Transcript for Latest updates on COVID-19: June 15, 2020
Some of the major developments we're dragging right now. Confirmed cases of coronavirus continue to climb worldwide. Now more than 7.9 million, more than 2 million of those cases right here at home, with more than 115,000 American lives lost. With us now is ABC chief medical correspondent Dr. Jen Ashton. Dr. Jen, as we're starting to see some of those cases rise for the past several weeks of protests, questions continue about just how this coronavirus spreads and how different environments may affect that transmission. We've discussed about whether summer weather will help slow the infection, that's not necessarily what we've seen and I know that you have some new data to talk about. Yeah, and this is really important, Amy, because remember, we're only six months into this and how this virus is actually spread or transmitted is critical for controlling it and learning how to live with it. There's new data that I wanted to share with you. It's about whether or not this virus can be spread via aerosol or airborne, those are scary terms, but there are a lot of people looking at this right now. Recently data just published in "The journal of infectious diseases" found that simulated sunlight, 90% of the virus is inactivated in less than 20 minutes. They also found that humidity plays a role but not without sunlight, which was interesting. Again, ongoing data and research in exactly how the environment affects this virus really, really important, so that we can learn how to control it. And with what you just said, it seems as though a summer environment would help slow the spread of the virus, but that's not what we're seeing in some of these hot states. Exactly, and so we're seeing this play out in real time. But a lot of other theories and elements and factors that are going into this. Number one, we need to figure out how much virus is actually in these particles as they spread. That's really important. The airflow dynamics in between someone's infected and uninfected and whether people are wearing masks that will also play a role in understanding what we call the transmission dynamics. What do we still need to learn here? A lot. In terms of aerosol science, there's a brilliant aerosol scientist at Virginia tech, who's working on this, but we need to know whether this is combination of spread by contact, by respiratory droplets and/or airborne transmission, we need to know how the ambieant temperature afcs the survival. We definitely need to know how effective masks are at reducing both the spread and your risk of getting infected and how different masks may affect that, and we need to know how this virus behaves indoors as well as outdoors. So a lot still being studied. All right, Dr. Jen, we appreciate it.

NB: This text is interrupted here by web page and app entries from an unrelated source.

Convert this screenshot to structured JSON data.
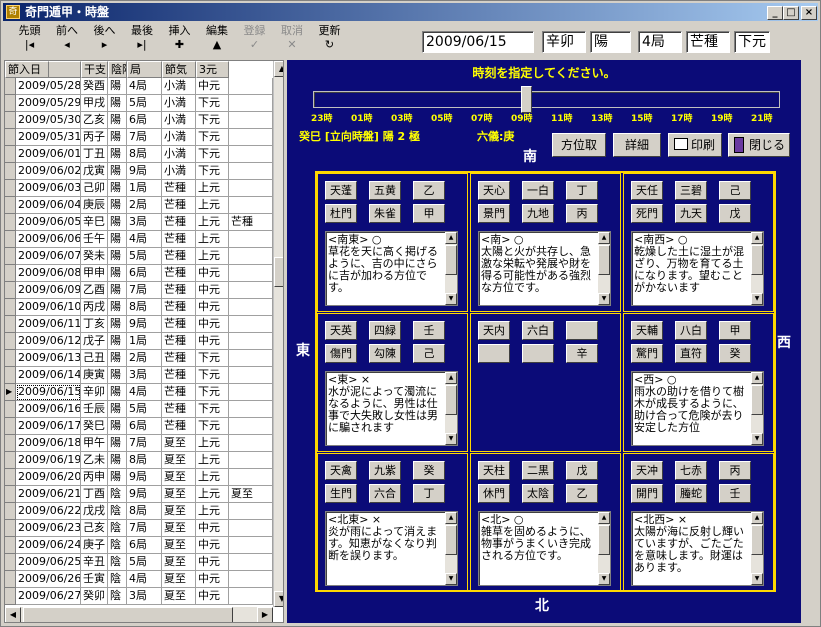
{
  "window": {
    "title": "奇門遁甲・時盤"
  },
  "toolbar": [
    {
      "label": "先頭",
      "icon": "|◂"
    },
    {
      "label": "前へ",
      "icon": "◂"
    },
    {
      "label": "後へ",
      "icon": "▸"
    },
    {
      "label": "最後",
      "icon": "▸|"
    },
    {
      "label": "挿入",
      "icon": "✚"
    },
    {
      "label": "編集",
      "icon": "▲"
    },
    {
      "label": "登録",
      "icon": "✓",
      "disabled": true
    },
    {
      "label": "取消",
      "icon": "✕",
      "disabled": true
    },
    {
      "label": "更新",
      "icon": "↻"
    }
  ],
  "header_fields": {
    "date": "2009/06/15",
    "kanshi": "辛卯",
    "inyo": "陽",
    "kyoku": "4局",
    "sekki": "芒種",
    "gen": "下元"
  },
  "grid": {
    "columns": [
      "日",
      "干支",
      "陰陽",
      "局",
      "節気",
      "3元",
      "節入日"
    ],
    "selected_index": 18,
    "rows": [
      [
        "2009/05/28",
        "癸酉",
        "陽",
        "4局",
        "小満",
        "中元",
        ""
      ],
      [
        "2009/05/29",
        "甲戌",
        "陽",
        "5局",
        "小満",
        "下元",
        ""
      ],
      [
        "2009/05/30",
        "乙亥",
        "陽",
        "6局",
        "小満",
        "下元",
        ""
      ],
      [
        "2009/05/31",
        "丙子",
        "陽",
        "7局",
        "小満",
        "下元",
        ""
      ],
      [
        "2009/06/01",
        "丁丑",
        "陽",
        "8局",
        "小満",
        "下元",
        ""
      ],
      [
        "2009/06/02",
        "戊寅",
        "陽",
        "9局",
        "小満",
        "下元",
        ""
      ],
      [
        "2009/06/03",
        "己卯",
        "陽",
        "1局",
        "芒種",
        "上元",
        ""
      ],
      [
        "2009/06/04",
        "庚辰",
        "陽",
        "2局",
        "芒種",
        "上元",
        ""
      ],
      [
        "2009/06/05",
        "辛巳",
        "陽",
        "3局",
        "芒種",
        "上元",
        "芒種"
      ],
      [
        "2009/06/06",
        "壬午",
        "陽",
        "4局",
        "芒種",
        "上元",
        ""
      ],
      [
        "2009/06/07",
        "癸未",
        "陽",
        "5局",
        "芒種",
        "上元",
        ""
      ],
      [
        "2009/06/08",
        "甲申",
        "陽",
        "6局",
        "芒種",
        "中元",
        ""
      ],
      [
        "2009/06/09",
        "乙酉",
        "陽",
        "7局",
        "芒種",
        "中元",
        ""
      ],
      [
        "2009/06/10",
        "丙戌",
        "陽",
        "8局",
        "芒種",
        "中元",
        ""
      ],
      [
        "2009/06/11",
        "丁亥",
        "陽",
        "9局",
        "芒種",
        "中元",
        ""
      ],
      [
        "2009/06/12",
        "戊子",
        "陽",
        "1局",
        "芒種",
        "中元",
        ""
      ],
      [
        "2009/06/13",
        "己丑",
        "陽",
        "2局",
        "芒種",
        "下元",
        ""
      ],
      [
        "2009/06/14",
        "庚寅",
        "陽",
        "3局",
        "芒種",
        "下元",
        ""
      ],
      [
        "2009/06/15",
        "辛卯",
        "陽",
        "4局",
        "芒種",
        "下元",
        ""
      ],
      [
        "2009/06/16",
        "壬辰",
        "陽",
        "5局",
        "芒種",
        "下元",
        ""
      ],
      [
        "2009/06/17",
        "癸巳",
        "陽",
        "6局",
        "芒種",
        "下元",
        ""
      ],
      [
        "2009/06/18",
        "甲午",
        "陽",
        "7局",
        "夏至",
        "上元",
        ""
      ],
      [
        "2009/06/19",
        "乙未",
        "陽",
        "8局",
        "夏至",
        "上元",
        ""
      ],
      [
        "2009/06/20",
        "丙申",
        "陽",
        "9局",
        "夏至",
        "上元",
        ""
      ],
      [
        "2009/06/21",
        "丁酉",
        "陰",
        "9局",
        "夏至",
        "上元",
        "夏至"
      ],
      [
        "2009/06/22",
        "戊戌",
        "陰",
        "8局",
        "夏至",
        "上元",
        ""
      ],
      [
        "2009/06/23",
        "己亥",
        "陰",
        "7局",
        "夏至",
        "中元",
        ""
      ],
      [
        "2009/06/24",
        "庚子",
        "陰",
        "6局",
        "夏至",
        "中元",
        ""
      ],
      [
        "2009/06/25",
        "辛丑",
        "陰",
        "5局",
        "夏至",
        "中元",
        ""
      ],
      [
        "2009/06/26",
        "壬寅",
        "陰",
        "4局",
        "夏至",
        "中元",
        ""
      ],
      [
        "2009/06/27",
        "癸卯",
        "陰",
        "3局",
        "夏至",
        "中元",
        ""
      ]
    ]
  },
  "panel": {
    "prompt": "時刻を指定してください。",
    "slider_ticks": [
      "23時",
      "01時",
      "03時",
      "05時",
      "07時",
      "09時",
      "11時",
      "13時",
      "15時",
      "17時",
      "19時",
      "21時"
    ],
    "slider_position_index": 5,
    "info": "癸巳 [立向時盤] 陽 2 極",
    "rokugi": "六儀:庚",
    "directions": {
      "south": "南",
      "north": "北",
      "east": "東",
      "west": "西"
    },
    "buttons": {
      "houi": "方位取",
      "detail": "詳細",
      "print": "印刷",
      "close": "閉じる"
    },
    "palaces": [
      {
        "chips": [
          "天蓬",
          "五黄",
          "乙",
          "杜門",
          "朱雀",
          "甲"
        ],
        "text": "<南東> ○\n草花を天に高く掲げるように、吉の中にさらに吉が加わる方位です。"
      },
      {
        "chips": [
          "天心",
          "一白",
          "丁",
          "景門",
          "九地",
          "丙"
        ],
        "text": "<南> ○\n太陽と火が共存し、急激な栄転や発展や財を得る可能性がある強烈な方位です。"
      },
      {
        "chips": [
          "天任",
          "三碧",
          "己",
          "死門",
          "九天",
          "戊"
        ],
        "text": "<南西> ○\n乾燥した土に湿土が混ざり、万物を育てる土になります。望むことがかないます"
      },
      {
        "chips": [
          "天英",
          "四緑",
          "壬",
          "傷門",
          "勾陳",
          "己"
        ],
        "text": "<東> ×\n水が泥によって濁流になるように、男性は仕事で大失敗し女性は男に騙されます"
      },
      {
        "chips": [
          "天内",
          "六白",
          "",
          "",
          "",
          "辛"
        ],
        "text": ""
      },
      {
        "chips": [
          "天輔",
          "八白",
          "甲",
          "驚門",
          "直符",
          "癸"
        ],
        "text": "<西> ○\n雨水の助けを借りて樹木が成長するように、助け合って危険が去り安定した方位"
      },
      {
        "chips": [
          "天禽",
          "九紫",
          "癸",
          "生門",
          "六合",
          "丁"
        ],
        "text": "<北東> ×\n炎が雨によって消えます。知恵がなくなり判断を誤ります。"
      },
      {
        "chips": [
          "天柱",
          "二黒",
          "戊",
          "休門",
          "太陰",
          "乙"
        ],
        "text": "<北> ○\n雑草を固めるように、物事がうまくいき完成される方位です。"
      },
      {
        "chips": [
          "天冲",
          "七赤",
          "丙",
          "開門",
          "螣蛇",
          "壬"
        ],
        "text": "<北西> ×\n太陽が海に反射し輝いていますが、ごたごたを意味します。財運はあります。"
      }
    ]
  }
}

This transcript has been automatically generated and may not be 100% accurate.